Large wind-farm aerodynamics


Wind farms are cluster of wind turbines designed to extract energy from an incoming wind. If the turbines are isolated and far from each other, they work independently and the farm will produce the most. However, it is generally desired to keep as low as possible the size of a wind farm, limiting the available area: this helps reducing the cost of the grid between the turbines, for instance. Thereby, interactions between the wakes downstream of the various turbines are possible and they strongly affect the energy transfer between the free stream above the power plant (where much of the kinetic energy is present) and the farm (where the turbines are located to extract power from the wind). Maximizing the energy transfer between these two layers is the key to increase the energy yield of a farm.

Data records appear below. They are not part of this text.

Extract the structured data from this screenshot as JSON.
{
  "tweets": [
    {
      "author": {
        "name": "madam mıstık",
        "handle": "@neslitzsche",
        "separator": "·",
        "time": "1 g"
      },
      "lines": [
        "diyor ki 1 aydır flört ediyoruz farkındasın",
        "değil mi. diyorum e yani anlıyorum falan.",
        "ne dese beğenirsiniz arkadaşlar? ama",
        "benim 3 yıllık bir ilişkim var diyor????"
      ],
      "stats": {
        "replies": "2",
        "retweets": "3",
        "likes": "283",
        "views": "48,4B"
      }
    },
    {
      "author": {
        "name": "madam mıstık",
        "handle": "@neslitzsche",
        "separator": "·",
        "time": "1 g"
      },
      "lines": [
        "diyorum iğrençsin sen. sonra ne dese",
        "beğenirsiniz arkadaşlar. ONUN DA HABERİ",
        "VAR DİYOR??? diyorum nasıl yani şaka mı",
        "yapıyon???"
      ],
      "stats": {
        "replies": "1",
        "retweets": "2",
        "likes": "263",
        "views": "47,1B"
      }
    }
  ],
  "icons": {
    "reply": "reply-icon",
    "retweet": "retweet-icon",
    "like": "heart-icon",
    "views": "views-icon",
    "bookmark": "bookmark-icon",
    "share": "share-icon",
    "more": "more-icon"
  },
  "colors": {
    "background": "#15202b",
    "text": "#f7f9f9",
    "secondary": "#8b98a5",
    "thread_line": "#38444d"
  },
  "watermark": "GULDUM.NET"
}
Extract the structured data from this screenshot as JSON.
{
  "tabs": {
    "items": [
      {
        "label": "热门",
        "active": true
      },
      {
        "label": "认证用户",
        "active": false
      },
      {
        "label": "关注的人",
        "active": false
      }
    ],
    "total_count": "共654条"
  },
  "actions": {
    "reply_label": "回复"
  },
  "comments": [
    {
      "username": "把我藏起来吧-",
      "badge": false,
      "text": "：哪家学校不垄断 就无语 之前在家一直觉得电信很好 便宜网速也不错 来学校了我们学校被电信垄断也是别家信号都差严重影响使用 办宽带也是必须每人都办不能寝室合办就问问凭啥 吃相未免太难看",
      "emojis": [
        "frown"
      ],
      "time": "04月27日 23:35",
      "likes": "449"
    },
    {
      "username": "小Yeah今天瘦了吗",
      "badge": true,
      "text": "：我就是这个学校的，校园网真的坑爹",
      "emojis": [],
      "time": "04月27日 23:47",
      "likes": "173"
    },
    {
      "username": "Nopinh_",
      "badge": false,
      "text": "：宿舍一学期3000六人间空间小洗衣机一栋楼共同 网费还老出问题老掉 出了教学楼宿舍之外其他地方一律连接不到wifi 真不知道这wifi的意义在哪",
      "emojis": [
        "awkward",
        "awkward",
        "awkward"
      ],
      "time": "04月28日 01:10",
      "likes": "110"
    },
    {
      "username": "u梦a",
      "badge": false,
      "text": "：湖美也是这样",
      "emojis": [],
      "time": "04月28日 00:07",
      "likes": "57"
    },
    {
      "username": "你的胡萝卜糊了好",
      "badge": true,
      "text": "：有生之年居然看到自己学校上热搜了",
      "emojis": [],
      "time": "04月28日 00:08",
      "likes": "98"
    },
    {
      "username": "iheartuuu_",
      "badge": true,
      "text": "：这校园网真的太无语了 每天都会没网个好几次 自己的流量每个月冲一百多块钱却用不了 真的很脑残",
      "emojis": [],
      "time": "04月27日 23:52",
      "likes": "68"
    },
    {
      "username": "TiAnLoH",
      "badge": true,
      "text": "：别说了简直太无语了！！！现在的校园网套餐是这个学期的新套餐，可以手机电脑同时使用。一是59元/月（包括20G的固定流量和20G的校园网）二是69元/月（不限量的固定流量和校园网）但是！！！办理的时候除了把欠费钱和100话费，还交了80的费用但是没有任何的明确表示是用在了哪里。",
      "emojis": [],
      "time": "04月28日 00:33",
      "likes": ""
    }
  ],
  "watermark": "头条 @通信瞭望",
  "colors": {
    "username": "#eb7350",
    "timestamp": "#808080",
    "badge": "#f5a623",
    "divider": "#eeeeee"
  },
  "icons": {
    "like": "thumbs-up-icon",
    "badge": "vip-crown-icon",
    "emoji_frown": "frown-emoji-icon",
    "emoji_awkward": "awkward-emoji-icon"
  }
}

This project aims at the detailed characterization of the flow over long wind farms, where more than 150 turbines are involved, in order to determine the aerodynamics properties of the wind, its turbulence features and how these are affected by the farm layout.


An experimental campaign has been performed at the Minimum Turbulence Level (MTL) wind tunnel at KTH in 2018. Velocity measurements were performed by means of hot-wire anemometry, providing access to both mean and instantaneous velocity components, quantities of fundamental interest to characterize the momentum transfer taking place over the wind farm.


Wind farms experiment

Project leaders

Antonio Segalini, KTH Royal Institute of Technology, FLOW

Other funding agencies